Dozens of pro-choice Chicago activists assembled at Daley Plaza Monday evening to show their solidarity with Texas women who will be impacted by a restrictive abortion measure the state’s Republican-controlled legislature passed Friday.
The fight for women’s reproductive freedom in Illinois is also far from over, the protestors stressed. Last week, Illinois’ Supreme Court deemed a controversial 1995 state law constitutional. The law requires doctors to notify a parent before those under the age of 18 can get an abortion. The law, which has never been implemented, will start being enforced August 15.
“I know I am not alone in feeling extremely dispirited after the weekend ... a weekend in which we were told that [as] women our voices don’t matter, our needs don’t matter in the discussion about our own lives and about what kind of health care we can access,” Corinne Westing, a Chicago registered nurse and newly-certified nurse midwife, told the more than 50 protestors.
Late Friday evening, the Texas Senate approved a measure by a 19-11 vote that would ban abortions after 20 weeks and effectively eliminate nearly all of the state's clinics that perform them, abortion rights proponents say. Under the bill, all abortions would have to be performed in surgical centers. The legislation is awaiting action from Texas Gov. Rick Perry, who has said he will sign the bill.

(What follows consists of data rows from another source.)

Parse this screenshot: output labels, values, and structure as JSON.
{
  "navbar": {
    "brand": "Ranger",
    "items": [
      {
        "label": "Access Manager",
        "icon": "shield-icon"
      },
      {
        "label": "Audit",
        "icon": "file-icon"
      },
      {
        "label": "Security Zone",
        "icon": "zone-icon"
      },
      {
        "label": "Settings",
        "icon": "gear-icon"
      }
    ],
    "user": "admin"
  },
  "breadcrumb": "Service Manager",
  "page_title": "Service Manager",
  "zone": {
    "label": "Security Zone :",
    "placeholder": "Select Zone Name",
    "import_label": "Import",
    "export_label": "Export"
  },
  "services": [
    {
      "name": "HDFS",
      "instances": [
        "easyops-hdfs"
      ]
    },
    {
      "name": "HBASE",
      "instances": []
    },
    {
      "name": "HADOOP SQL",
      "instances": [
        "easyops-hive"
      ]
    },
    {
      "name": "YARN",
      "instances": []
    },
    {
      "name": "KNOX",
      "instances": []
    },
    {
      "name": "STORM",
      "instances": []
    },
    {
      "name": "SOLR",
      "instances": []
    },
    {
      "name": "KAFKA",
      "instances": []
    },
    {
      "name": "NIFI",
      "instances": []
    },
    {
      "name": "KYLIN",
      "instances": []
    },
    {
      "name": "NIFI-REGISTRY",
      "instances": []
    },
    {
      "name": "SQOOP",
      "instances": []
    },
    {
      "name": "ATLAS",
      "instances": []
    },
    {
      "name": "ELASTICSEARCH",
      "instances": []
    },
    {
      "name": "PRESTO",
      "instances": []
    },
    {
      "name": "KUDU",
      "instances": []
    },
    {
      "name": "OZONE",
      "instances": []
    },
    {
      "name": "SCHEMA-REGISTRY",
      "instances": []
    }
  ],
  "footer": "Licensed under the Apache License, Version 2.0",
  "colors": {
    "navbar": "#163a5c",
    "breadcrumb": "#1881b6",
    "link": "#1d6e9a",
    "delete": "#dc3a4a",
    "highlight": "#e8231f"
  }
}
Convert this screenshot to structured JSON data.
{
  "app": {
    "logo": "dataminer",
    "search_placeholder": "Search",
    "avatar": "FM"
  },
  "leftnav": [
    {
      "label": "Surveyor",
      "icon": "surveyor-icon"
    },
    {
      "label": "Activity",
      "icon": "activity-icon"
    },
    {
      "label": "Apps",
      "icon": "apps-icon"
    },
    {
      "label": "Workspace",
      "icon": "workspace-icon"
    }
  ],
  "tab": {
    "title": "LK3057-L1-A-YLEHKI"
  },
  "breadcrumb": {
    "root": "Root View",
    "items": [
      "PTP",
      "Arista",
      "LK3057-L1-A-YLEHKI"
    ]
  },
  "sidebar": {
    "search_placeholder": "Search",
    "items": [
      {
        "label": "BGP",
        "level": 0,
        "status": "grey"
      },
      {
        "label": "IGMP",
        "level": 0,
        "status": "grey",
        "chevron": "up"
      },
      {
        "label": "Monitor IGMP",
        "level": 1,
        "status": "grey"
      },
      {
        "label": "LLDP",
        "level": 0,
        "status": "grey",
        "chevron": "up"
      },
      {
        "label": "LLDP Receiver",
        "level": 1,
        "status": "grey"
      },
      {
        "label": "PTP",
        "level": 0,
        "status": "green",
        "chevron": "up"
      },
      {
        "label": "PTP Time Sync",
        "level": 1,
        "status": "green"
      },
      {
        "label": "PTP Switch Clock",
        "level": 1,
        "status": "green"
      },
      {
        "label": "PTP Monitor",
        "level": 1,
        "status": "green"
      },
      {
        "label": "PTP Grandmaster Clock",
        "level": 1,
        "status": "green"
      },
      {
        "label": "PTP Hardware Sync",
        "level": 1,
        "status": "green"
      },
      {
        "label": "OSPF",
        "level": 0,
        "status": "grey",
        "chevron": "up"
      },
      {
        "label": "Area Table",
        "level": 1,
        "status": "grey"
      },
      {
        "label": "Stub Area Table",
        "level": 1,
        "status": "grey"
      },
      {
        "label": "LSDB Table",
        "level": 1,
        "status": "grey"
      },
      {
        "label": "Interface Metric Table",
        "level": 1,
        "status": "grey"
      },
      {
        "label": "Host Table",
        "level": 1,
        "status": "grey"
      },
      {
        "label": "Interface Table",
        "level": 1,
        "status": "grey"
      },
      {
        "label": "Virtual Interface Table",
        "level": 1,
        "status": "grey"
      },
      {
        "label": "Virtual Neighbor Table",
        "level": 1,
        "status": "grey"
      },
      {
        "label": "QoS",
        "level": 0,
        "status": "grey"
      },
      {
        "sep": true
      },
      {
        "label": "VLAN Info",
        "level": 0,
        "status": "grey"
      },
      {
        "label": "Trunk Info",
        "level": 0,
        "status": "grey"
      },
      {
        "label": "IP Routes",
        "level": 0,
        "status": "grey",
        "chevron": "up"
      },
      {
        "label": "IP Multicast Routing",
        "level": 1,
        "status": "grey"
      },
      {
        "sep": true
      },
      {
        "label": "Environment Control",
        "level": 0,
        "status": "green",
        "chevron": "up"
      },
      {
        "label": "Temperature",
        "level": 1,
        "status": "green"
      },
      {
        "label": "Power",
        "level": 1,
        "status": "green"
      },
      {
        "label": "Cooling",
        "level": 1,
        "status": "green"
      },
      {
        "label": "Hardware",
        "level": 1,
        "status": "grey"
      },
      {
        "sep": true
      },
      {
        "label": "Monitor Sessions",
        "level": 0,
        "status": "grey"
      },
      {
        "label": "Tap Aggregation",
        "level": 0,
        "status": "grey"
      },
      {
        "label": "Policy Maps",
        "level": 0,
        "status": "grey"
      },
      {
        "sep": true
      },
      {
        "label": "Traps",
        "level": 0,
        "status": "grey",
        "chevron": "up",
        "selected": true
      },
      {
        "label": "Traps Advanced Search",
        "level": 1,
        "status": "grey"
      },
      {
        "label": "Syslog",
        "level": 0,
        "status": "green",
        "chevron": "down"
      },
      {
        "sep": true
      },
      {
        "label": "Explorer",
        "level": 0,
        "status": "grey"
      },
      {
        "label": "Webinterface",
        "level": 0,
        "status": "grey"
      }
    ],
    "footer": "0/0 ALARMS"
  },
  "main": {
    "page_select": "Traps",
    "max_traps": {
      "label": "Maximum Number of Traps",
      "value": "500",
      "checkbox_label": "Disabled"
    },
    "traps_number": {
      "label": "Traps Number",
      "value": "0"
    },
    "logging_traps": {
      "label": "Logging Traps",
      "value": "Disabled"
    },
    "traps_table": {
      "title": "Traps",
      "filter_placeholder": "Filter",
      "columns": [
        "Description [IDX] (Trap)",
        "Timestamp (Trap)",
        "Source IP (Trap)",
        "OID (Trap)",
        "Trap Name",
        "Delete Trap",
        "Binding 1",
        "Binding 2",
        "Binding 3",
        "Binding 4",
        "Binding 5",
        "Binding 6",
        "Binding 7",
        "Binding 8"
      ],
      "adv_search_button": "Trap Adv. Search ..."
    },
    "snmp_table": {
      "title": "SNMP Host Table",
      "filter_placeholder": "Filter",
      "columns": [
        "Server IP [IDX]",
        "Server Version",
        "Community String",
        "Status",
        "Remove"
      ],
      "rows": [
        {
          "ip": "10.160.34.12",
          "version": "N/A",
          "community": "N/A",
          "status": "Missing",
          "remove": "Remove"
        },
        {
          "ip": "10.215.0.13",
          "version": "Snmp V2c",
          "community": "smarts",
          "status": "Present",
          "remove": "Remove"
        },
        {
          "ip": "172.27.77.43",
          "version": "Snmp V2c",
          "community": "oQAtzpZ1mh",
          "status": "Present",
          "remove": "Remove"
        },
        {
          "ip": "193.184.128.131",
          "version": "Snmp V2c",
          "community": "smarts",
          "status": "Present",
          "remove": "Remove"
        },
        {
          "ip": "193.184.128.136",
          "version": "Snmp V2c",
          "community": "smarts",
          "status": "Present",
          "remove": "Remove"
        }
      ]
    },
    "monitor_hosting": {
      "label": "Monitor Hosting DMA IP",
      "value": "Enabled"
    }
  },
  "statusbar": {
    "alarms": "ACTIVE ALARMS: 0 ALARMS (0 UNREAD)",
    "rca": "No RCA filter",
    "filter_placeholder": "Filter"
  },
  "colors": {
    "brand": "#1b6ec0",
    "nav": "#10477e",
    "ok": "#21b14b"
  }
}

Some 2,000 protestors opposed to the anti-abortion bill flooded Texas’ Capitol building on Friday. The bill also sparked outcry on social media and demonstrations across the country leading up to the Senate’s vote and over the weekend.
Women’s lives will be in danger if most of Texas’ clinics shut their doors, Chicago activists say. Those seeking an abortion would have to trek hundreds of miles to the nearest facility, Westing added.
“If you’ve ever needed an abortion, you know that you will do almost anything to end your pregnancy, and that is why prior to Roe vs. Wade tens of thousands of women, predominately black women and immigrant women, died from illegal abortion,” she said.
Also, women learning of a new pregnancy would have fewer places to turn for critical services that are tied with abortion care, including domestic violence screenings and primary care referrals for problems like high blood pressure or ovarian cysts, Westing explained. Access to family planning care post abortion would also be reduced, she said.
The bill will ultimately drive women into “secrecy and shame,” when before, they could receive compassionate, non-judgmental care at an abortion provider’s office in their communities, Westing said.
What’s happening in Texas is part of a larger attack on women’s reproductive health, the protestors noted. North Carolina’s House, for example, also passed a controversial abortion measure last Thursday, which was attached to a bill involving motorcycle safety. Under this proposal, the state’s clinics that perform abortions could see new regulations, and government-administered insurance plans would not be allowed to cover the procedure in most cases.
“It’s just a sad bigger picture, and I think that’s why we all feel Texas' pain, because we know that since Roe has been decided, those rights have been chipped away,” said Benita Ulisano, co-chair of the Illinois Choice Action Team. “Roe doesn’t mean much to women who have no access to a clinic to go get a safe and legal abortion.”
Ashley Bohrer, an activist with SlutWalk Chicago, a group that works to push back against the culture of victim blaming associated with sexual assault, delivered a fiery speech at the rally.
In addition to the Texas measure, Bohrer brought to light other recent political attacks on women and various minority groups across the country and in Chicago, including the recent closing of neighborhood schools and six city mental health clinics last year.
Here’s more of what Bohrer had to say:
Ulisano said the Illinois Reproductive Health and Access Coalition, made up of various pro-choice groups and other organizations, plan to meet Tuesday to discuss its next steps following Thursday’s state Supreme Court ruling.
Westing added that now is not the time for activists to feel beaten down but, instead, they should ramp up their organizing efforts.
“It means raising our expectations again as we raise our fists in solidarity,” Westing said. “It means we need to heed the call, not to mourn the loss of our rights, but to organize for them.”
Check back with Progress Illinois for a full report on the Illinois Supreme Court ruling on the 1995 state law on parental notification for abortions.